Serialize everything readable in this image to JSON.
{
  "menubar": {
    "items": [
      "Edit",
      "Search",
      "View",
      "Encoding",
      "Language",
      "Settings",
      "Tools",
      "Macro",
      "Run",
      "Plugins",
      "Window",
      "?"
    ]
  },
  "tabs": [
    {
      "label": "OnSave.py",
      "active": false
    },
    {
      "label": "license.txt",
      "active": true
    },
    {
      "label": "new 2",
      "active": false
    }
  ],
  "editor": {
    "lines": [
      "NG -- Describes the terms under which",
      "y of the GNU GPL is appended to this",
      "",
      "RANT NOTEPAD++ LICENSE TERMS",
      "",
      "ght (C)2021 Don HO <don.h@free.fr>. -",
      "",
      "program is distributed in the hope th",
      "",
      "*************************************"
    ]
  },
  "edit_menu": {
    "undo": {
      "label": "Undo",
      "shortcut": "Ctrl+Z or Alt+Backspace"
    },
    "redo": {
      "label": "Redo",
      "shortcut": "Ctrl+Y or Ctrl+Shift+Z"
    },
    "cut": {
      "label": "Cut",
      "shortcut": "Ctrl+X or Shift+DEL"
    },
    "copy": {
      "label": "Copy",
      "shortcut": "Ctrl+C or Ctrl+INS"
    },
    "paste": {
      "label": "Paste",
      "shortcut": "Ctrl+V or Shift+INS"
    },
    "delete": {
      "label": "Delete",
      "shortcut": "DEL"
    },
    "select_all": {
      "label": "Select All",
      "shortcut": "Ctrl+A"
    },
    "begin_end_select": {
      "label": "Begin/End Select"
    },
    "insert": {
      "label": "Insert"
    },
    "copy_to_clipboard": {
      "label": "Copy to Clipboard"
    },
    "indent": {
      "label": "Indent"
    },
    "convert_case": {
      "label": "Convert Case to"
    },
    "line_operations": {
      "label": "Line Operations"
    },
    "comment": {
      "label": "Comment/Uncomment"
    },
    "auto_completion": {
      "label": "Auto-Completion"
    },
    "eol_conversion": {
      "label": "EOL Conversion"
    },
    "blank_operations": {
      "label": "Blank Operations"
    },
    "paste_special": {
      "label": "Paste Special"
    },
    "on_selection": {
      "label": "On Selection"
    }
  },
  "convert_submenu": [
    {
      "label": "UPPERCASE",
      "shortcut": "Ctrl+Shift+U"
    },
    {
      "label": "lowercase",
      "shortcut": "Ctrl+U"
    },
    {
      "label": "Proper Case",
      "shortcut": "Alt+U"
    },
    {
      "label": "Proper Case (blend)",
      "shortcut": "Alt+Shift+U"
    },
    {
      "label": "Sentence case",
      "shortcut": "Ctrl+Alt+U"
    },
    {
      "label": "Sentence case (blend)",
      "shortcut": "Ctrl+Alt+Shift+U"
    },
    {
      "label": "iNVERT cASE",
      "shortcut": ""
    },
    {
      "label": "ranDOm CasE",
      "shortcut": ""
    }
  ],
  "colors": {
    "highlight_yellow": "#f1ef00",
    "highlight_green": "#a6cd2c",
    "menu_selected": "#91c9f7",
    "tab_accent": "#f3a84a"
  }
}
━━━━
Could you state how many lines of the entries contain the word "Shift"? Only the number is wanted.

_Exercise answer_
6